Belarusian President Alyaksandr Lukashenka says his country will never be part of the Russian Federation.
Speaking to Russian journalists in Minsk on December 14, Lukashenka said that "sovereignty is sacred" for Belarus.
"If someone wants to break [Belarus] into regions and force us to become a subject of Russia, that will never happen," Lukashenka said.
Lukashenka accused Moscow of attempting "to incorporate" Belarus into Russia using oil and gas leverage.
"I understand the hints [by Moscow] saying, 'OK, take our oil but for that destroy your statehood and become part of Russia'... It is useless to blackmail Belarus, to bend it, [to choke us]," Lukashenka said.
Lukashenka also criticized Russian media for presenting Ukraine's pro-Western leadership as enemies.
"I know Ukrainians. They are not enemies. They are not as bad as you present them on your [television] channels. It is time to stop doing that. Nobody [believes] that anymore," Lukashenka said.
Belarus and Russia are joined in a Union State that exists mainly on paper, and their militaries have close ties -- though Lukashenka has resisted Russian efforts to beef up its military presence in Belarus, which lies between Russia and NATO countries.
Belarus is a member of the Eurasian Economic Union (EES) and the Collective Security Treaty Organization (CSTO), regional groupings that observers say Russian President Vladimir Putin uses in an effort bolster Moscow's influence in the former Soviet Union and counter the EU and NATO.

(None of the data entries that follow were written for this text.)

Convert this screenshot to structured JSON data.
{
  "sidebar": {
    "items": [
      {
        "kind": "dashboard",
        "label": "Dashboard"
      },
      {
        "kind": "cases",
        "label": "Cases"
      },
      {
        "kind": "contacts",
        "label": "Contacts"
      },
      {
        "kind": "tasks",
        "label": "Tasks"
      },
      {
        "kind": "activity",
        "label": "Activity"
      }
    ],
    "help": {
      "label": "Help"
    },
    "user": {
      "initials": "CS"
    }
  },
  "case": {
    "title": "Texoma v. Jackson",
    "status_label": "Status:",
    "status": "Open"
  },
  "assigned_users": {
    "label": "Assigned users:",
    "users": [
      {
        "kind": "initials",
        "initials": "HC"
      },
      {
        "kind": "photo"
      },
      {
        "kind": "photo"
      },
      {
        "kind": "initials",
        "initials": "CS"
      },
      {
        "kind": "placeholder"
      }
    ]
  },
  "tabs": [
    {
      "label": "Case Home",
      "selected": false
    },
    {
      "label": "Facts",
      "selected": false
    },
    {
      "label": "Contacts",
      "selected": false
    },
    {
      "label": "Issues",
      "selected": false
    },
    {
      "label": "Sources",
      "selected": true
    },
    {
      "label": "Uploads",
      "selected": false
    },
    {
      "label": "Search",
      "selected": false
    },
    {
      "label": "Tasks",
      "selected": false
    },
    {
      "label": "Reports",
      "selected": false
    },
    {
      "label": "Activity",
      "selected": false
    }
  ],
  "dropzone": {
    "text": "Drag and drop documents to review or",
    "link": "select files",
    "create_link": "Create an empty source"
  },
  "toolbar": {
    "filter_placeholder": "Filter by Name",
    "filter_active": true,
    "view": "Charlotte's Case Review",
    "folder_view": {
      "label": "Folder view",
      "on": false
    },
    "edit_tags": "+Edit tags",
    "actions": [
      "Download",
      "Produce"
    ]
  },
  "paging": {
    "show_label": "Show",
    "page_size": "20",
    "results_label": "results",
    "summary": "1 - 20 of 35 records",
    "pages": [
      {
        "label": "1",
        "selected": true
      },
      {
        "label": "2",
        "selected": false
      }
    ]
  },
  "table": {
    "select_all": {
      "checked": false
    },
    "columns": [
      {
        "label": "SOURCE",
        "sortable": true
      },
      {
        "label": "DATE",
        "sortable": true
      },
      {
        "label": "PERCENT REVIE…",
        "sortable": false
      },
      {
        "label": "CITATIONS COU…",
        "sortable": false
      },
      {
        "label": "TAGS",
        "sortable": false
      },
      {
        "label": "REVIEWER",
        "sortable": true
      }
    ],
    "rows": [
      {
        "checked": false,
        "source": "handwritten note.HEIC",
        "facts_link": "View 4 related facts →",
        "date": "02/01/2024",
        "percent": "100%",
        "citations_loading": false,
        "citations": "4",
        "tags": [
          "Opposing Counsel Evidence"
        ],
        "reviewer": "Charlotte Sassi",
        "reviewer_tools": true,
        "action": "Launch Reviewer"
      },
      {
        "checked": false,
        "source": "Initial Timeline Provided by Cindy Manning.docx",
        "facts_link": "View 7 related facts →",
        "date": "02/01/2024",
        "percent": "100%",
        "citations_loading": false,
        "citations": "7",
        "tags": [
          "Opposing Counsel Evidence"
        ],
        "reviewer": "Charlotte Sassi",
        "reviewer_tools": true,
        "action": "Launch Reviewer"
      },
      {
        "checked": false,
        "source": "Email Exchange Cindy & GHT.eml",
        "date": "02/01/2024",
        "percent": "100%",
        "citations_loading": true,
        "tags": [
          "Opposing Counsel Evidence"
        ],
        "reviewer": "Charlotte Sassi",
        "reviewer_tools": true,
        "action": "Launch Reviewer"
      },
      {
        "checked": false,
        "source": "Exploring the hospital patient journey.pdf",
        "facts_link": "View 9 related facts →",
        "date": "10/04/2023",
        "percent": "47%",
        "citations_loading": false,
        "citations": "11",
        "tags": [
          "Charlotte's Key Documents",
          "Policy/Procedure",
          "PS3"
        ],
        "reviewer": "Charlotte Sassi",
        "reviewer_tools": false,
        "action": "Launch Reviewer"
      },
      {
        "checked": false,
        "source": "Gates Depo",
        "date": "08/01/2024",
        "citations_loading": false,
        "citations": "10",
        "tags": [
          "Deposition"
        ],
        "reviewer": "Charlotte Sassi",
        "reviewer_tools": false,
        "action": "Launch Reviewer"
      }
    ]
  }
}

Wariness about Moscow's intentions toward its neighbors has risen since Russia seized Ukraine's Crimean Peninsula and began supporting Russia-backed separatists in eastern Ukraine, where the ensuing war has killed more than 10,300 people.